Population. Examining the census data an increase in population is apparent, except of course in the census of 1959 in which the losses of World War II are reflected. However, the population figures are not always the most precise criteria. Instead it is worth examining the Rutul village community which bears the seed of national identity and whose existence echoes the continuity of the people. During the 20th century the village community has preserved its integrity, although in the last three decades there has been some migration to the city. Of greater consequence than the migration is the decline in traditional values and customs, as well as the urbanization of the Rutul way of life. Behind this lies the systematic effort to "merge the country with town" and the corresponding propaganda, the results of which are clearly to be seen in the village lifestyle. The national costume, worn now only by elderly women, is on its way to oblivion. A lot of ethnic traditions are becoming extinct while mass-produced goods -- furniture, clothing and household implements -- are gaining headway. Tradition is trying to hold its ground. Despite the abolition of houses of worship and the establishment of civil marriage, old wedding customs have persisted. Funerals are still conducted according to the rules of Islamic law. The most unremitting bearer of alien ideology has been the school system which has until now propagated vulgar socialism and instead of a reasonably patriotic approach has ladled Marxist-Leninist doctrine. School has attempted to direct the young away from the knowledge, beliefs and customs of their forefathers.
Language and its use are a difficult issue. Rutul exists in the domestic environment and at workplaces while the official language and the language used at schools until 1950 was Azerbaijani, followed by Russian. The introduction of Russian has served as a kind of defensive shield for Rutuls and other Lezgian ethnic minorities. Russian does not at the moment represent as strong a danger to the survival of their language as the languages of closer neighbours, the Azerbaijani and the Lezgians.

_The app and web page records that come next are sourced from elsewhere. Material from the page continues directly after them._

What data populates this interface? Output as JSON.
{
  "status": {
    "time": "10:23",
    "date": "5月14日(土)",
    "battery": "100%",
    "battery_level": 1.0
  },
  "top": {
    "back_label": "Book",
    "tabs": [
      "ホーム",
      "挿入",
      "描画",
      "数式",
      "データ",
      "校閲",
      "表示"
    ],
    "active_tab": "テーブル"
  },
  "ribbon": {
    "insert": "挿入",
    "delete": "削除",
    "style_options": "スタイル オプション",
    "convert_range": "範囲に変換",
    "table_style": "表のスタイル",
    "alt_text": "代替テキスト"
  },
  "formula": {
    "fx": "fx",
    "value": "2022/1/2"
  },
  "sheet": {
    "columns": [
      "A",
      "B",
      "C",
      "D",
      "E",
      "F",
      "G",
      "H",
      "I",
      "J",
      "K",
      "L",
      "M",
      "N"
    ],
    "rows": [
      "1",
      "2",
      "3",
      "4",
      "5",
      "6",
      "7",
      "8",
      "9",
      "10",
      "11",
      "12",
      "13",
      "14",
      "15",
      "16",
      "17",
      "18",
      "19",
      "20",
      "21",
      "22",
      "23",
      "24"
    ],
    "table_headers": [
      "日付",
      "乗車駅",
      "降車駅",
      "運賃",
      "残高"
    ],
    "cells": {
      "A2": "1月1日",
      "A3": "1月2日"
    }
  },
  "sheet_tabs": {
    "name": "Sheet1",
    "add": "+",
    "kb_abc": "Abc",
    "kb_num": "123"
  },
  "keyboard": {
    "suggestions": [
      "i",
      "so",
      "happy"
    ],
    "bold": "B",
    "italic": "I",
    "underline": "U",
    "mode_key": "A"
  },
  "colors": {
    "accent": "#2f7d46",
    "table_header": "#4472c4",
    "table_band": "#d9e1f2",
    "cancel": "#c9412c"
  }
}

The influence of Russian is indirect (school, literature, etc.) since there is no direct geographical contact with the Russians.